Positive value because photons have positive energy.

So now you take that energy of the photon and

you calculate the wavelength of that light that was emitted.

Pause, select your answer and make sure you look for your units carefully.

Select your answer and then resume.

[SOUND] Well, did you select 1280?

Now this is 1280 nanometers.

That's what I asked it for in.

Now if you calculated it and you got 1.28 times 10

to the minus 6 meters, okay, you didn't convert it on over to nanometers.

And that would be the correct answer.

Now if you got that and you want to move on, go ahead.

Otherwise you can watch what I do to come up with that wavelength.

I would use E equals h nu, and I could calculate my frequency.

And then c equals lambda nu to calculate my wavelength, or

I can combine them and do it in one equation.

To combine them I'm going to take the equation on the right and

I'm going to solve for nu.

So c over lambda is equal to nu, and I'm going to plug that into the nu I see here.

E equals hc over lambda.

Then I'm going to solve for lambda, lambda equals hc over E.

And then I'll plug my values in, lambda is equal to 6.626

times 10 to the minus 34 Joules times seconds.

3.00 times 10 to the 8 meters per second.

And the E was 1.55 times 10 to the minus 19 Joules.

So when you calculate all of that, you're going to get this number here,

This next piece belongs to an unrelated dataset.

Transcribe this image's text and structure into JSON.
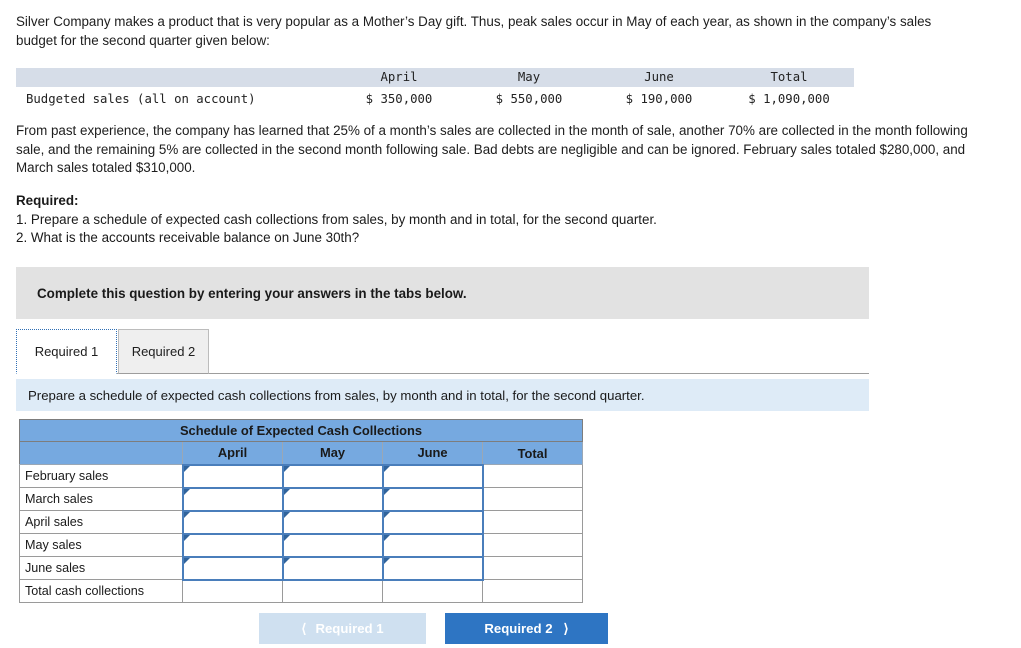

1.28 times 10 to the minus 6 meters, which is this many nanometers.

Remember 1 nanometer equals 10 to the minus 9 meters.